Provided records ::
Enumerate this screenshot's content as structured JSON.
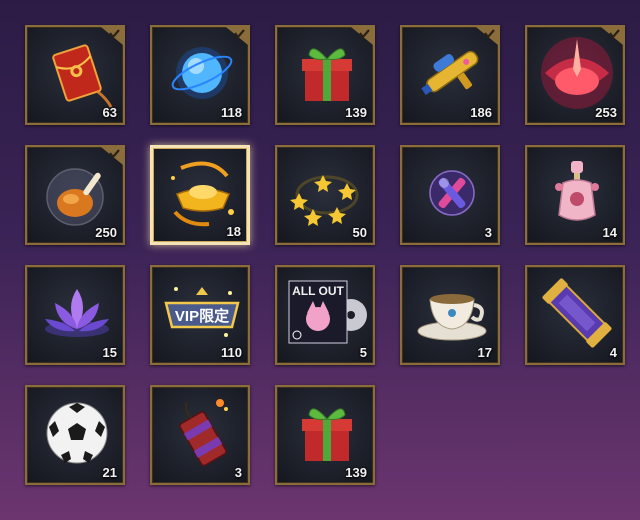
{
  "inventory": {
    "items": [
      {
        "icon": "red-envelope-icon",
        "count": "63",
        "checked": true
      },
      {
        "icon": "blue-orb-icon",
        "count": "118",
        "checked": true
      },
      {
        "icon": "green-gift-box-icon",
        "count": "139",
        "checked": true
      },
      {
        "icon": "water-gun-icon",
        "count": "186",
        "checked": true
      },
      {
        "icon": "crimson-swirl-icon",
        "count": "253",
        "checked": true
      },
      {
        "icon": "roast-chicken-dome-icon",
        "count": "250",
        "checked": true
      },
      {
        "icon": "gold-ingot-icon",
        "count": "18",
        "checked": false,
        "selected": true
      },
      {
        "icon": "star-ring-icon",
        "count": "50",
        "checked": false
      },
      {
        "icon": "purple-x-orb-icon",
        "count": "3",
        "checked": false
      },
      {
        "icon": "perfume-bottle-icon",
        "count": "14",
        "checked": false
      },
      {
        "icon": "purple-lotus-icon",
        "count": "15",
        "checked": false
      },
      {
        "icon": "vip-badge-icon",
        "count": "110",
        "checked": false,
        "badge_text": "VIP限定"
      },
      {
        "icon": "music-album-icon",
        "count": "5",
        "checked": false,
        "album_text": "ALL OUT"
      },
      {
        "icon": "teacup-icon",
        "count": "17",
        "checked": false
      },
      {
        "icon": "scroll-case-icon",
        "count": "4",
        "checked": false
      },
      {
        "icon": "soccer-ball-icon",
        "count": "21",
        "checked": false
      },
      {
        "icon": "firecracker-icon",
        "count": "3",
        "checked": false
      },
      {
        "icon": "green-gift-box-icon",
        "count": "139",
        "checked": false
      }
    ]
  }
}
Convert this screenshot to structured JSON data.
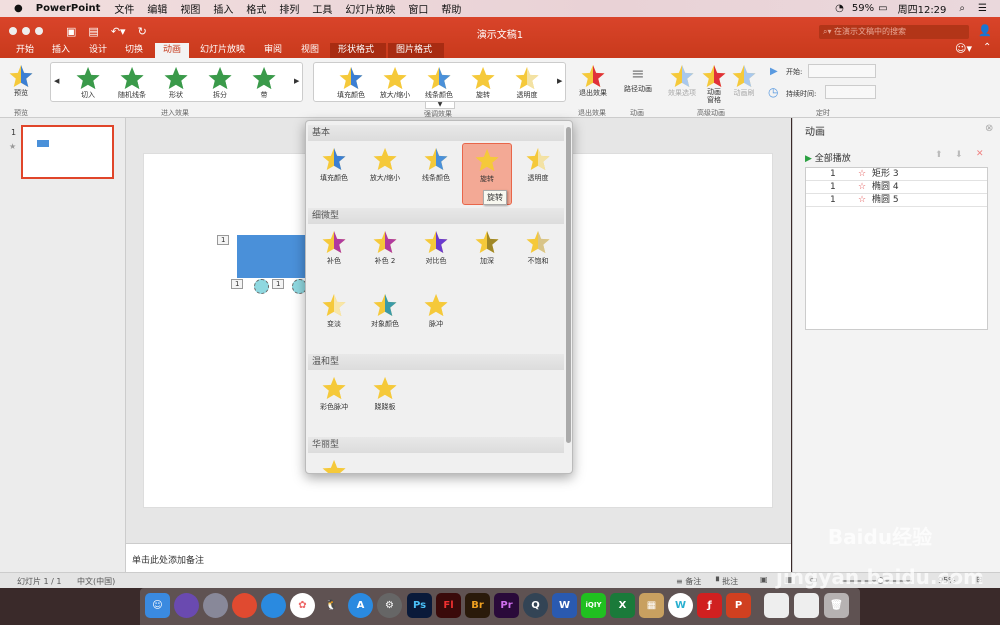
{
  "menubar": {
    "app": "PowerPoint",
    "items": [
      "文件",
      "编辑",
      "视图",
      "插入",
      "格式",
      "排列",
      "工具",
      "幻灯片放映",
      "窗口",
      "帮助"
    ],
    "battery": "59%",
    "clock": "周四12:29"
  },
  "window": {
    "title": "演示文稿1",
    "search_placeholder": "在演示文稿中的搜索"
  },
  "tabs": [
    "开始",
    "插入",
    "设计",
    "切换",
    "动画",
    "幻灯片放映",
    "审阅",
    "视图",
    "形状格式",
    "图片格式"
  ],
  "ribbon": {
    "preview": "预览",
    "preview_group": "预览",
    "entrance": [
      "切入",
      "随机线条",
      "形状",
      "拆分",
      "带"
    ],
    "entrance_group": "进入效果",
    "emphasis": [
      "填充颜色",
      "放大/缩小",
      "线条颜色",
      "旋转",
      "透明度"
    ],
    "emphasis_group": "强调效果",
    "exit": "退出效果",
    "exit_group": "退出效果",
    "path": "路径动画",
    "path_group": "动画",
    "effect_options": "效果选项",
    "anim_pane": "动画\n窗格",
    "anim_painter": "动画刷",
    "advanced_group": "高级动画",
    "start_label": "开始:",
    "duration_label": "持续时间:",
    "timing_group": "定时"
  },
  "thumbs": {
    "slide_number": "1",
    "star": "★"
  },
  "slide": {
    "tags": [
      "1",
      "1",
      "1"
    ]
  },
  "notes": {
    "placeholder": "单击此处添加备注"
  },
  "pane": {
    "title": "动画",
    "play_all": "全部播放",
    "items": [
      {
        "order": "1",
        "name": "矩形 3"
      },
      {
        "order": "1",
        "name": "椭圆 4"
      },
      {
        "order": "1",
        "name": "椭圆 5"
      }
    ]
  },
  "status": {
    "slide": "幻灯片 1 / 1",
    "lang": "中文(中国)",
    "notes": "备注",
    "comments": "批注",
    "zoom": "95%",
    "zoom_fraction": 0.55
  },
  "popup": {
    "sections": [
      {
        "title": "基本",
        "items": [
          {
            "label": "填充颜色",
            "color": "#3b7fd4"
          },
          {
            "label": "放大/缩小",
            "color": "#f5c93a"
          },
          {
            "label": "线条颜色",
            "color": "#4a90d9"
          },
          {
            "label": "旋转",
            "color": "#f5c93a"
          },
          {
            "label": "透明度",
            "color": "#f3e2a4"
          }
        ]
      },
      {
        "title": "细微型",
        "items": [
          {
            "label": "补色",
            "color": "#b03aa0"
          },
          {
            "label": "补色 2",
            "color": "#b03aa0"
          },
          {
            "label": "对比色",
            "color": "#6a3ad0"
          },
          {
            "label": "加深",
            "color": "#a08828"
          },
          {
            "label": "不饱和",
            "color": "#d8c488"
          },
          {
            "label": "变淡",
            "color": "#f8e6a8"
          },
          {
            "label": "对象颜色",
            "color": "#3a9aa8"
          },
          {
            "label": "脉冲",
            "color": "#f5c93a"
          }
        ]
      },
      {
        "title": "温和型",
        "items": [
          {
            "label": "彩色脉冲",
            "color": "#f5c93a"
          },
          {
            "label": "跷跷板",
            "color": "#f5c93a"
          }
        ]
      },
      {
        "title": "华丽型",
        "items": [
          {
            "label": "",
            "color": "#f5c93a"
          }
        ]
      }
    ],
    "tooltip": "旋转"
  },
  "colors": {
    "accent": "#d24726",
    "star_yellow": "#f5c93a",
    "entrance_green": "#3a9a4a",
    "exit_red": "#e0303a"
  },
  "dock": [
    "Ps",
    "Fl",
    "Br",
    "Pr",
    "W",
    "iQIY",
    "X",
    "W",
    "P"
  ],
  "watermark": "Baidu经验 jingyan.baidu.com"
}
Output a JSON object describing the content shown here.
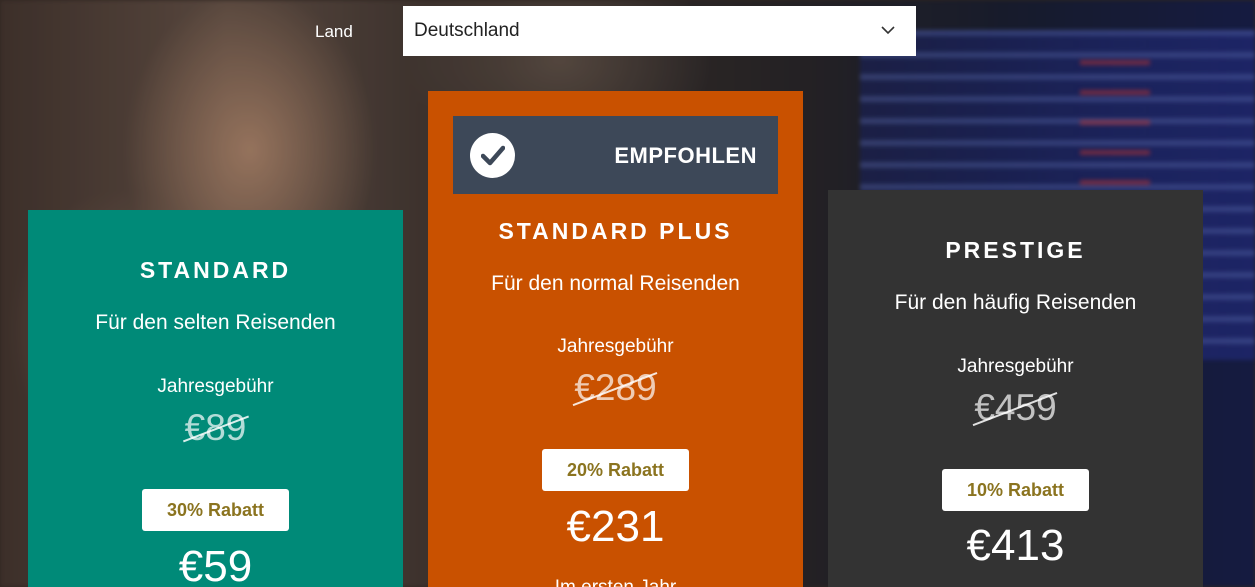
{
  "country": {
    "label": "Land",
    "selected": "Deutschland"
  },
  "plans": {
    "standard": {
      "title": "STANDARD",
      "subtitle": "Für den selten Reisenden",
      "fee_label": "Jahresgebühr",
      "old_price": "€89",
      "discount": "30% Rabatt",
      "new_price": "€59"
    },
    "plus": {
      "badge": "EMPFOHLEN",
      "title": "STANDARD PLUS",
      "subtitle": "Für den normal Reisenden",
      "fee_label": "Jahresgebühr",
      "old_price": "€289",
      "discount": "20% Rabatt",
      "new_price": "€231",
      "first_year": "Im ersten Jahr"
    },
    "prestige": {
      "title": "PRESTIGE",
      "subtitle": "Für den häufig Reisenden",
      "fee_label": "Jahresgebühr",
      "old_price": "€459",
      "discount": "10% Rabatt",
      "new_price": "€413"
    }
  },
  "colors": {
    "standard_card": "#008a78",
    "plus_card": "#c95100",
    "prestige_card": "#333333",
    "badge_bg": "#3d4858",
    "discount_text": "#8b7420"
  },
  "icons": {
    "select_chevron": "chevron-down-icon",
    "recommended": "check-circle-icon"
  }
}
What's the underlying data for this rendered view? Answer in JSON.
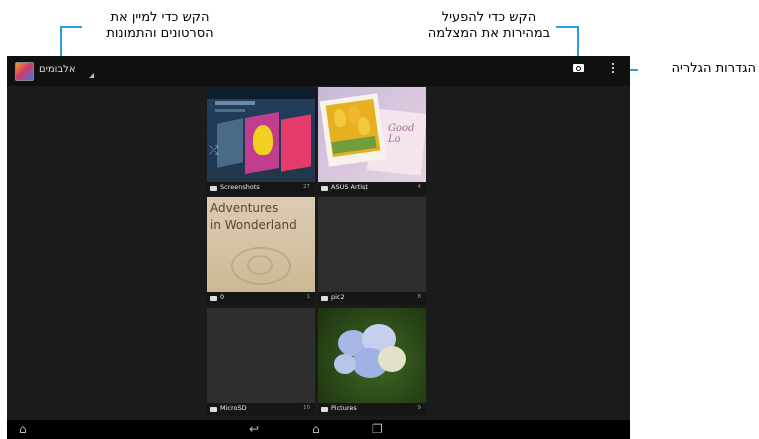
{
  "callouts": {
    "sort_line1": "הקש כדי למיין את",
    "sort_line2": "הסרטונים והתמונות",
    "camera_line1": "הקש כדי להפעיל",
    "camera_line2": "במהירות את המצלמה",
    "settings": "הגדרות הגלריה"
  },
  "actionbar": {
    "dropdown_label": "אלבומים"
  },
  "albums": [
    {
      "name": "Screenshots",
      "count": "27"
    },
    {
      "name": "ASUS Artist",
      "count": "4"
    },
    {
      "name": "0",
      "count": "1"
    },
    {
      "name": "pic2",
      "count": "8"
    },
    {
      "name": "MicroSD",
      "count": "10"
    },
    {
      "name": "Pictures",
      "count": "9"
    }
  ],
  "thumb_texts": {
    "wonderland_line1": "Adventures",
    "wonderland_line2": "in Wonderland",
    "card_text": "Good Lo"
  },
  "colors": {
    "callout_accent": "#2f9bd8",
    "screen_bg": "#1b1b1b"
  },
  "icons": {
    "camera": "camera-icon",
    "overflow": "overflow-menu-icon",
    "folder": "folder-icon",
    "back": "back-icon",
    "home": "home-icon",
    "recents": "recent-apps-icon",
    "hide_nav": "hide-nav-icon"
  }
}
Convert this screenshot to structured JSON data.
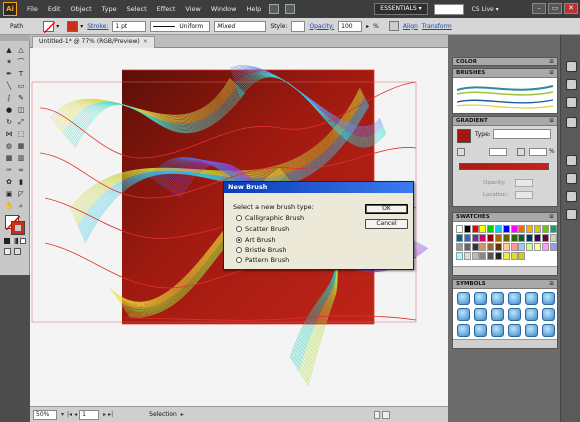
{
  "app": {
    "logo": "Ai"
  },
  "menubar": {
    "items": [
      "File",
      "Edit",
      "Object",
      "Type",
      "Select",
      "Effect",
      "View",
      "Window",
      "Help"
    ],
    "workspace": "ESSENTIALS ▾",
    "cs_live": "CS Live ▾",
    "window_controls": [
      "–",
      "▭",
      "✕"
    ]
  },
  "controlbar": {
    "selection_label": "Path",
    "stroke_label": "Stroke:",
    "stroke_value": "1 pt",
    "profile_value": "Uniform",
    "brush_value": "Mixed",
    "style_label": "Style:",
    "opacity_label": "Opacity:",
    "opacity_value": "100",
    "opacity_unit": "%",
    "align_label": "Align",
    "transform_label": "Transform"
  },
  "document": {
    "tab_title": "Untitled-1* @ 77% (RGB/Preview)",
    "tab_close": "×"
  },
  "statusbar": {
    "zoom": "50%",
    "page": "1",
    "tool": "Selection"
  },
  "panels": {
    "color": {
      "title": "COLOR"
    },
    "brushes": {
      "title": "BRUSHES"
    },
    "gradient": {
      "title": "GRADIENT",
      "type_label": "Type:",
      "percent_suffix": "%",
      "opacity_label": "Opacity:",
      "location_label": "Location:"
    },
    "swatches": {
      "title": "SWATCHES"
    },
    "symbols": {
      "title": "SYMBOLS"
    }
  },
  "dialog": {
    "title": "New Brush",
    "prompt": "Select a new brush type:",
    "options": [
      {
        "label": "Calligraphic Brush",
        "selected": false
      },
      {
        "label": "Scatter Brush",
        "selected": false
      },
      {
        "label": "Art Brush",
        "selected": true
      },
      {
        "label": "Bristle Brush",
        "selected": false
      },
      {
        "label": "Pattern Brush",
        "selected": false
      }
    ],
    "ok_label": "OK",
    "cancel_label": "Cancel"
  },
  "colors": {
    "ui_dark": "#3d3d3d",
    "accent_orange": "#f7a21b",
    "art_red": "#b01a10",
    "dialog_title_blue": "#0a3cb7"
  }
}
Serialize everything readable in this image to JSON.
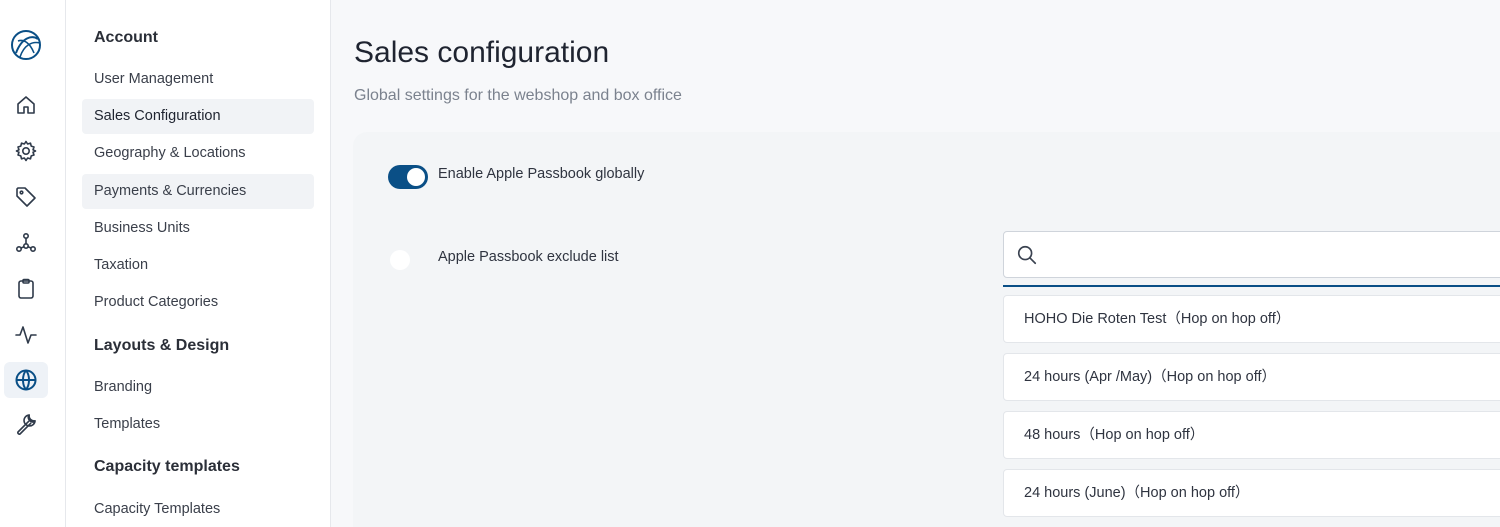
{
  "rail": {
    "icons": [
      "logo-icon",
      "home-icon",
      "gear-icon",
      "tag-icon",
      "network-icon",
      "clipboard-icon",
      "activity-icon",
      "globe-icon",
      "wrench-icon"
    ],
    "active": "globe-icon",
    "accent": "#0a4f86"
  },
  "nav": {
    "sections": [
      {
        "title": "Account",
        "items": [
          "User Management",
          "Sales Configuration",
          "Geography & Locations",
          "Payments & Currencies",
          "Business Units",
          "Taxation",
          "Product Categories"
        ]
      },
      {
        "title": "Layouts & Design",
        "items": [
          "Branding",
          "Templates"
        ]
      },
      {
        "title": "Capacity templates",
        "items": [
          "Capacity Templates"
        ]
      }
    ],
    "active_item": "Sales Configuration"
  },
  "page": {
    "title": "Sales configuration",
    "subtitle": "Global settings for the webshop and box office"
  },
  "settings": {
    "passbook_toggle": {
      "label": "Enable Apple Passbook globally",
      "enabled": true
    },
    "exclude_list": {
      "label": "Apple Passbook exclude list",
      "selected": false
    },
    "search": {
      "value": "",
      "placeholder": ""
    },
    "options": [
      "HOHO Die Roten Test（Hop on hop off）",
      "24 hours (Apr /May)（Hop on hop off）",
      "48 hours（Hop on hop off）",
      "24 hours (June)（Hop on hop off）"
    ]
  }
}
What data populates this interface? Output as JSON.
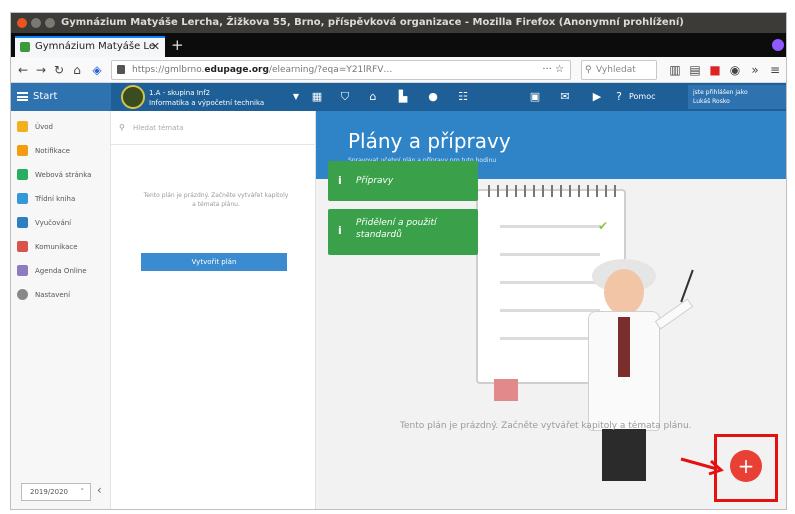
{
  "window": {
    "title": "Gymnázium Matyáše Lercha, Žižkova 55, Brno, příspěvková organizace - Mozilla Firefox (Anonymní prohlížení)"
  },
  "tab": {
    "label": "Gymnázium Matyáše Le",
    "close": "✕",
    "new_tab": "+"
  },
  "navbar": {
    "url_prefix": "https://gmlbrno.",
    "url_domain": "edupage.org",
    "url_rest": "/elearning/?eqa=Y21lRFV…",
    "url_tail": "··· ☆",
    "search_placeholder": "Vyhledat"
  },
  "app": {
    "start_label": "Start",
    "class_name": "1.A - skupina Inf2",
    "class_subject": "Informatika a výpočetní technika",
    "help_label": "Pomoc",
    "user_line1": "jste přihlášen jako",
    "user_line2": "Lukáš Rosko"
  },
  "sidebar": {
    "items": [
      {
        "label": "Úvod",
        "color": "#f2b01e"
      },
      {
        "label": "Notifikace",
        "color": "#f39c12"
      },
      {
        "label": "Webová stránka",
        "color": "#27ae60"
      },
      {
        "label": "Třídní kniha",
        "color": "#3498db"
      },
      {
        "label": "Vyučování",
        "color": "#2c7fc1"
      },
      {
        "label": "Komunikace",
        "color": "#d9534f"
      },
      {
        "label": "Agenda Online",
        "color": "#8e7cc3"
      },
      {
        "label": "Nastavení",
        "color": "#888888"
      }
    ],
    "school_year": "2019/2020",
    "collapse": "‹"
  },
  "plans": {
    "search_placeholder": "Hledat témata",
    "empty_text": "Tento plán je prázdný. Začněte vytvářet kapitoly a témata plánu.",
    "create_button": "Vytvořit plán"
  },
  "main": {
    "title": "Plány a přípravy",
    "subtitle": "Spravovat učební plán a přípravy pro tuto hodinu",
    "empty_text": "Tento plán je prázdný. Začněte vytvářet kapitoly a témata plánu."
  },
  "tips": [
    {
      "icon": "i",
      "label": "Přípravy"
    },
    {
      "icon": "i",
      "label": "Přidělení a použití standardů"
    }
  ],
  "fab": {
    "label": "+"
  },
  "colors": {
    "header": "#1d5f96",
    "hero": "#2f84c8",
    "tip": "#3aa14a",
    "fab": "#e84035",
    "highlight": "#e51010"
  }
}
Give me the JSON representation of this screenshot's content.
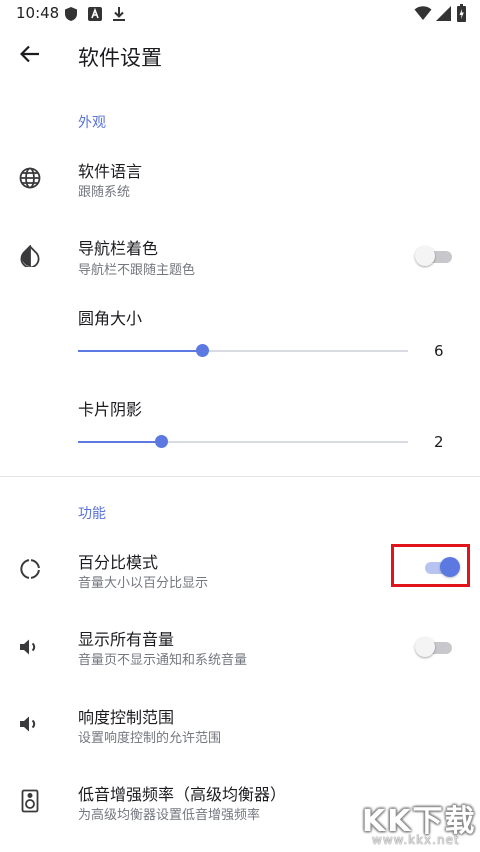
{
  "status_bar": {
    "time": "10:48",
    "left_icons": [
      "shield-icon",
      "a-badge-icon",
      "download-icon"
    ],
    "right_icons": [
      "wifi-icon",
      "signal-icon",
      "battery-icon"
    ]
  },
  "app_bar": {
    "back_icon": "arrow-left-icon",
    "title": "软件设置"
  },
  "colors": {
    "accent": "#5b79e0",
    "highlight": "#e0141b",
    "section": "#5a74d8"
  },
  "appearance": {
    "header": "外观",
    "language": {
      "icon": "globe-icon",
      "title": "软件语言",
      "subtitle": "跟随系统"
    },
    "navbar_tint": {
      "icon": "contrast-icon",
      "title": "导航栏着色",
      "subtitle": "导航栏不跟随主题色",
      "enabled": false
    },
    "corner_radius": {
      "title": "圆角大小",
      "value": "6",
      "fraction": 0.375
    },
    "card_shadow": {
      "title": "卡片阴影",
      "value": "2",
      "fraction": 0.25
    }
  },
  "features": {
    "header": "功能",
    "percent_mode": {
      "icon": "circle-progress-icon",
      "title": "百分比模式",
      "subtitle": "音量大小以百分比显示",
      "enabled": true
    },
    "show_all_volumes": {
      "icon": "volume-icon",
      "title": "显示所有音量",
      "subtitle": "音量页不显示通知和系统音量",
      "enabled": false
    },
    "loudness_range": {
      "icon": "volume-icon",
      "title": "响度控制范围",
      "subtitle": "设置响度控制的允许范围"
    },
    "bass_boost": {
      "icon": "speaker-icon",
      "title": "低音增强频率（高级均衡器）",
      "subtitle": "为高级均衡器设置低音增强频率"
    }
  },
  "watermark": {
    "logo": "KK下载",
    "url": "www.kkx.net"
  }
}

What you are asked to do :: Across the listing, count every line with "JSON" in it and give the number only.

The completed task :: 8